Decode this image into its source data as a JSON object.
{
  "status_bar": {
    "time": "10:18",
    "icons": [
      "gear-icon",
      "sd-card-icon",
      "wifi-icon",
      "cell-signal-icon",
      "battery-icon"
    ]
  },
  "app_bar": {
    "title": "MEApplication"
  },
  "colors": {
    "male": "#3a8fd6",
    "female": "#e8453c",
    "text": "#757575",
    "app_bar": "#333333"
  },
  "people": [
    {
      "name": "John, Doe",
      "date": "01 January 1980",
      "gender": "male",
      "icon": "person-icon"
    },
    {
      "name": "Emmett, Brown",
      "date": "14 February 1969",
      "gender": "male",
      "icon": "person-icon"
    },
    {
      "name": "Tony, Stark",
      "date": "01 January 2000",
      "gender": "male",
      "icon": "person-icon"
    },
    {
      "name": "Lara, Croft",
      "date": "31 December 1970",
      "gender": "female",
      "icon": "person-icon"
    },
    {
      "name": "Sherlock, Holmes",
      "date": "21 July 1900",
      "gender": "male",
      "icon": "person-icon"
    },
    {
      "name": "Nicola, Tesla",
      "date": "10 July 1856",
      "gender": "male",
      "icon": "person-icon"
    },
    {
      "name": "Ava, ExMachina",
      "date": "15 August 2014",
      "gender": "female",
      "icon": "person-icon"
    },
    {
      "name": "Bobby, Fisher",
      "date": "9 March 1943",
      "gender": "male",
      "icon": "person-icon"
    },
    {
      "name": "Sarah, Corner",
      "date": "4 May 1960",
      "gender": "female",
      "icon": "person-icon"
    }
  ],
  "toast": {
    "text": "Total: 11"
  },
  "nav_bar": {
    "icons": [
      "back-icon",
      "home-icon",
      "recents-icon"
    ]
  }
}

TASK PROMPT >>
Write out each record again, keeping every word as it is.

OUTPUT OF THE TASK >>
Decode this image into its source data as a JSON object.
{
  "status_bar": {
    "time": "10:18",
    "icons": [
      "gear-icon",
      "sd-card-icon",
      "wifi-icon",
      "cell-signal-icon",
      "battery-icon"
    ]
  },
  "app_bar": {
    "title": "MEApplication"
  },
  "colors": {
    "male": "#3a8fd6",
    "female": "#e8453c",
    "text": "#757575",
    "app_bar": "#333333"
  },
  "people": [
    {
      "name": "John, Doe",
      "date": "01 January 1980",
      "gender": "male",
      "icon": "person-icon"
    },
    {
      "name": "Emmett, Brown",
      "date": "14 February 1969",
      "gender": "male",
      "icon": "person-icon"
    },
    {
      "name": "Tony, Stark",
      "date": "01 January 2000",
      "gender": "male",
      "icon": "person-icon"
    },
    {
      "name": "Lara, Croft",
      "date": "31 December 1970",
      "gender": "female",
      "icon": "person-icon"
    },
    {
      "name": "Sherlock, Holmes",
      "date": "21 July 1900",
      "gender": "male",
      "icon": "person-icon"
    },
    {
      "name": "Nicola, Tesla",
      "date": "10 July 1856",
      "gender": "male",
      "icon": "person-icon"
    },
    {
      "name": "Ava, ExMachina",
      "date": "15 August 2014",
      "gender": "female",
      "icon": "person-icon"
    },
    {
      "name": "Bobby, Fisher",
      "date": "9 March 1943",
      "gender": "male",
      "icon": "person-icon"
    },
    {
      "name": "Sarah, Corner",
      "date": "4 May 1960",
      "gender": "female",
      "icon": "person-icon"
    }
  ],
  "toast": {
    "text": "Total: 11"
  },
  "nav_bar": {
    "icons": [
      "back-icon",
      "home-icon",
      "recents-icon"
    ]
  }
}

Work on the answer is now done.